(Entries from a dataset of interfaces)
Content starts

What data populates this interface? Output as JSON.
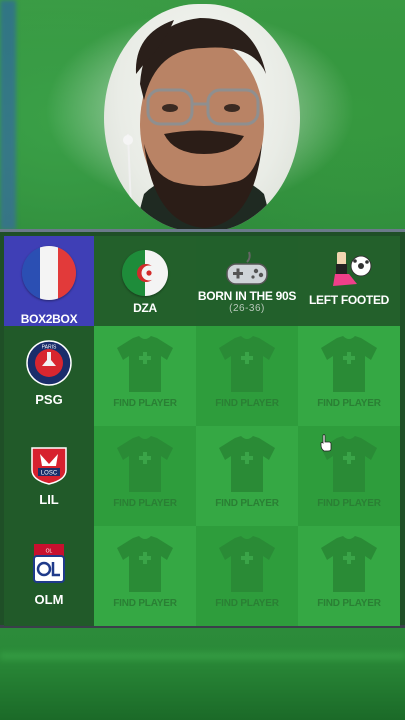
{
  "game": {
    "badge_label": "BOX2BOX"
  },
  "columns": [
    {
      "label": "DZA",
      "sub": "",
      "icon": "algeria-flag-icon"
    },
    {
      "label": "BORN IN THE 90S",
      "sub": "(26-36)",
      "icon": "gamepad-icon"
    },
    {
      "label": "LEFT FOOTED",
      "sub": "",
      "icon": "football-boot-icon"
    }
  ],
  "rows": [
    {
      "label": "PSG",
      "icon": "psg-logo-icon"
    },
    {
      "label": "LIL",
      "icon": "losc-logo-icon"
    },
    {
      "label": "OLM",
      "icon": "ol-logo-icon"
    }
  ],
  "cells": {
    "find_label": "FIND PLAYER"
  },
  "colors": {
    "badge_blue": "#3f3fb6",
    "cell_green": "#35a844",
    "board_dark": "#1f4f27"
  }
}
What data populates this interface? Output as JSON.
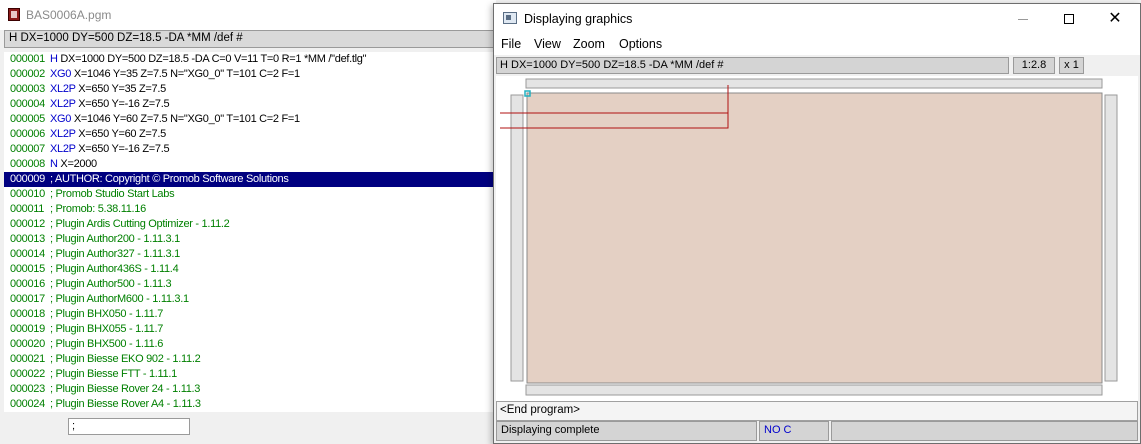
{
  "editor": {
    "title": "BAS0006A.pgm",
    "header": "H DX=1000 DY=500 DZ=18.5 -DA *MM /def #",
    "lines": [
      {
        "num": "000001",
        "kw": "H",
        "text": " DX=1000 DY=500 DZ=18.5 -DA C=0 V=11 T=0 R=1 *MM /\"def.tlg\"",
        "comment": false,
        "selected": false
      },
      {
        "num": "000002",
        "kw": "XG0",
        "text": " X=1046 Y=35 Z=7.5 N=\"XG0_0\" T=101 C=2 F=1",
        "comment": false,
        "selected": false
      },
      {
        "num": "000003",
        "kw": "XL2P",
        "text": " X=650 Y=35 Z=7.5",
        "comment": false,
        "selected": false
      },
      {
        "num": "000004",
        "kw": "XL2P",
        "text": " X=650 Y=-16 Z=7.5",
        "comment": false,
        "selected": false
      },
      {
        "num": "000005",
        "kw": "XG0",
        "text": " X=1046 Y=60 Z=7.5 N=\"XG0_0\" T=101 C=2 F=1",
        "comment": false,
        "selected": false
      },
      {
        "num": "000006",
        "kw": "XL2P",
        "text": " X=650 Y=60 Z=7.5",
        "comment": false,
        "selected": false
      },
      {
        "num": "000007",
        "kw": "XL2P",
        "text": " X=650 Y=-16 Z=7.5",
        "comment": false,
        "selected": false
      },
      {
        "num": "000008",
        "kw": "N",
        "text": " X=2000",
        "comment": false,
        "selected": false
      },
      {
        "num": "000009",
        "kw": "",
        "text": "; AUTHOR: Copyright © Promob Software Solutions",
        "comment": true,
        "selected": true
      },
      {
        "num": "000010",
        "kw": "",
        "text": "; Promob Studio Start Labs",
        "comment": true,
        "selected": false
      },
      {
        "num": "000011",
        "kw": "",
        "text": "; Promob: 5.38.11.16",
        "comment": true,
        "selected": false
      },
      {
        "num": "000012",
        "kw": "",
        "text": "; Plugin Ardis Cutting Optimizer - 1.11.2",
        "comment": true,
        "selected": false
      },
      {
        "num": "000013",
        "kw": "",
        "text": "; Plugin Author200 - 1.11.3.1",
        "comment": true,
        "selected": false
      },
      {
        "num": "000014",
        "kw": "",
        "text": "; Plugin Author327 - 1.11.3.1",
        "comment": true,
        "selected": false
      },
      {
        "num": "000015",
        "kw": "",
        "text": "; Plugin Author436S - 1.11.4",
        "comment": true,
        "selected": false
      },
      {
        "num": "000016",
        "kw": "",
        "text": "; Plugin Author500 - 1.11.3",
        "comment": true,
        "selected": false
      },
      {
        "num": "000017",
        "kw": "",
        "text": "; Plugin AuthorM600 - 1.11.3.1",
        "comment": true,
        "selected": false
      },
      {
        "num": "000018",
        "kw": "",
        "text": "; Plugin BHX050 - 1.11.7",
        "comment": true,
        "selected": false
      },
      {
        "num": "000019",
        "kw": "",
        "text": "; Plugin BHX055 - 1.11.7",
        "comment": true,
        "selected": false
      },
      {
        "num": "000020",
        "kw": "",
        "text": "; Plugin BHX500 - 1.11.6",
        "comment": true,
        "selected": false
      },
      {
        "num": "000021",
        "kw": "",
        "text": "; Plugin Biesse EKO 902 - 1.11.2",
        "comment": true,
        "selected": false
      },
      {
        "num": "000022",
        "kw": "",
        "text": "; Plugin Biesse FTT - 1.11.1",
        "comment": true,
        "selected": false
      },
      {
        "num": "000023",
        "kw": "",
        "text": "; Plugin Biesse Rover 24 - 1.11.3",
        "comment": true,
        "selected": false
      },
      {
        "num": "000024",
        "kw": "",
        "text": "; Plugin Biesse Rover A4 - 1.11.3",
        "comment": true,
        "selected": false
      }
    ],
    "input_value": ";"
  },
  "graphics": {
    "title": "Displaying graphics",
    "menu": [
      "File",
      "View",
      "Zoom",
      "Options"
    ],
    "command_header": "H DX=1000 DY=500 DZ=18.5 -DA *MM /def #",
    "scale": "1:2.8",
    "multiplier": "x 1",
    "command_line": "<End program>",
    "status": "Displaying complete",
    "mode": "NO C",
    "colors": {
      "panel_fill": "#e4d0c4",
      "frame_fill": "#e4e4e4",
      "toolpath": "#b01010",
      "origin_marker": "#20b0c0"
    }
  }
}
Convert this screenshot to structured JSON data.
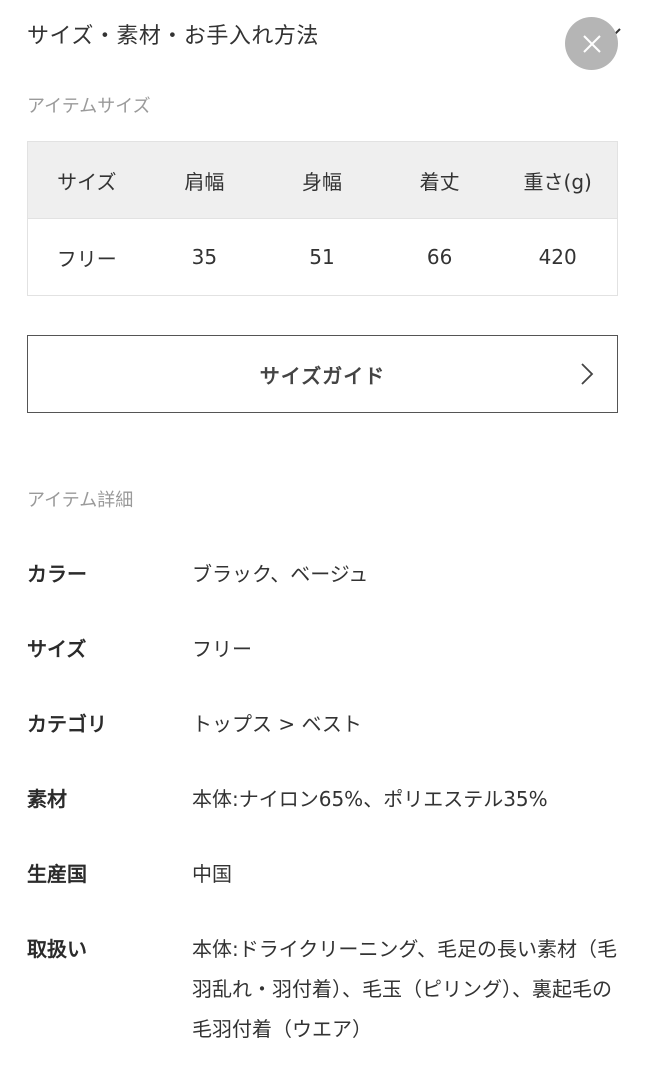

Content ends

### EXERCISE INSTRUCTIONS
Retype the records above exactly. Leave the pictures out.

### SOLUTION
What data populates this interface? Output as JSON.
{
  "game": {
    "badge_label": "BOX2BOX"
  },
  "columns": [
    {
      "label": "DZA",
      "sub": "",
      "icon": "algeria-flag-icon"
    },
    {
      "label": "BORN IN THE 90S",
      "sub": "(26-36)",
      "icon": "gamepad-icon"
    },
    {
      "label": "LEFT FOOTED",
      "sub": "",
      "icon": "football-boot-icon"
    }
  ],
  "rows": [
    {
      "label": "PSG",
      "icon": "psg-logo-icon"
    },
    {
      "label": "LIL",
      "icon": "losc-logo-icon"
    },
    {
      "label": "OLM",
      "icon": "ol-logo-icon"
    }
  ],
  "cells": {
    "find_label": "FIND PLAYER"
  },
  "colors": {
    "badge_blue": "#3f3fb6",
    "cell_green": "#35a844",
    "board_dark": "#1f4f27"
  }
}
What data populates this interface? Output as JSON.
{
  "editor": {
    "title": "BAS0006A.pgm",
    "header": "H DX=1000 DY=500 DZ=18.5 -DA *MM /def #",
    "lines": [
      {
        "num": "000001",
        "kw": "H",
        "text": " DX=1000 DY=500 DZ=18.5 -DA C=0 V=11 T=0 R=1 *MM /\"def.tlg\"",
        "comment": false,
        "selected": false
      },
      {
        "num": "000002",
        "kw": "XG0",
        "text": " X=1046 Y=35 Z=7.5 N=\"XG0_0\" T=101 C=2 F=1",
        "comment": false,
        "selected": false
      },
      {
        "num": "000003",
        "kw": "XL2P",
        "text": " X=650 Y=35 Z=7.5",
        "comment": false,
        "selected": false
      },
      {
        "num": "000004",
        "kw": "XL2P",
        "text": " X=650 Y=-16 Z=7.5",
        "comment": false,
        "selected": false
      },
      {
        "num": "000005",
        "kw": "XG0",
        "text": " X=1046 Y=60 Z=7.5 N=\"XG0_0\" T=101 C=2 F=1",
        "comment": false,
        "selected": false
      },
      {
        "num": "000006",
        "kw": "XL2P",
        "text": " X=650 Y=60 Z=7.5",
        "comment": false,
        "selected": false
      },
      {
        "num": "000007",
        "kw": "XL2P",
        "text": " X=650 Y=-16 Z=7.5",
        "comment": false,
        "selected": false
      },
      {
        "num": "000008",
        "kw": "N",
        "text": " X=2000",
        "comment": false,
        "selected": false
      },
      {
        "num": "000009",
        "kw": "",
        "text": "; AUTHOR: Copyright © Promob Software Solutions",
        "comment": true,
        "selected": true
      },
      {
        "num": "000010",
        "kw": "",
        "text": "; Promob Studio Start Labs",
        "comment": true,
        "selected": false
      },
      {
        "num": "000011",
        "kw": "",
        "text": "; Promob: 5.38.11.16",
        "comment": true,
        "selected": false
      },
      {
        "num": "000012",
        "kw": "",
        "text": "; Plugin Ardis Cutting Optimizer - 1.11.2",
        "comment": true,
        "selected": false
      },
      {
        "num": "000013",
        "kw": "",
        "text": "; Plugin Author200 - 1.11.3.1",
        "comment": true,
        "selected": false
      },
      {
        "num": "000014",
        "kw": "",
        "text": "; Plugin Author327 - 1.11.3.1",
        "comment": true,
        "selected": false
      },
      {
        "num": "000015",
        "kw": "",
        "text": "; Plugin Author436S - 1.11.4",
        "comment": true,
        "selected": false
      },
      {
        "num": "000016",
        "kw": "",
        "text": "; Plugin Author500 - 1.11.3",
        "comment": true,
        "selected": false
      },
      {
        "num": "000017",
        "kw": "",
        "text": "; Plugin AuthorM600 - 1.11.3.1",
        "comment": true,
        "selected": false
      },
      {
        "num": "000018",
        "kw": "",
        "text": "; Plugin BHX050 - 1.11.7",
        "comment": true,
        "selected": false
      },
      {
        "num": "000019",
        "kw": "",
        "text": "; Plugin BHX055 - 1.11.7",
        "comment": true,
        "selected": false
      },
      {
        "num": "000020",
        "kw": "",
        "text": "; Plugin BHX500 - 1.11.6",
        "comment": true,
        "selected": false
      },
      {
        "num": "000021",
        "kw": "",
        "text": "; Plugin Biesse EKO 902 - 1.11.2",
        "comment": true,
        "selected": false
      },
      {
        "num": "000022",
        "kw": "",
        "text": "; Plugin Biesse FTT - 1.11.1",
        "comment": true,
        "selected": false
      },
      {
        "num": "000023",
        "kw": "",
        "text": "; Plugin Biesse Rover 24 - 1.11.3",
        "comment": true,
        "selected": false
      },
      {
        "num": "000024",
        "kw": "",
        "text": "; Plugin Biesse Rover A4 - 1.11.3",
        "comment": true,
        "selected": false
      }
    ],
    "input_value": ";"
  },
  "graphics": {
    "title": "Displaying graphics",
    "menu": [
      "File",
      "View",
      "Zoom",
      "Options"
    ],
    "command_header": "H DX=1000 DY=500 DZ=18.5 -DA *MM /def #",
    "scale": "1:2.8",
    "multiplier": "x 1",
    "command_line": "<End program>",
    "status": "Displaying complete",
    "mode": "NO C",
    "colors": {
      "panel_fill": "#e4d0c4",
      "frame_fill": "#e4e4e4",
      "toolpath": "#b01010",
      "origin_marker": "#20b0c0"
    }
  }
}
Convert this screenshot to structured JSON data.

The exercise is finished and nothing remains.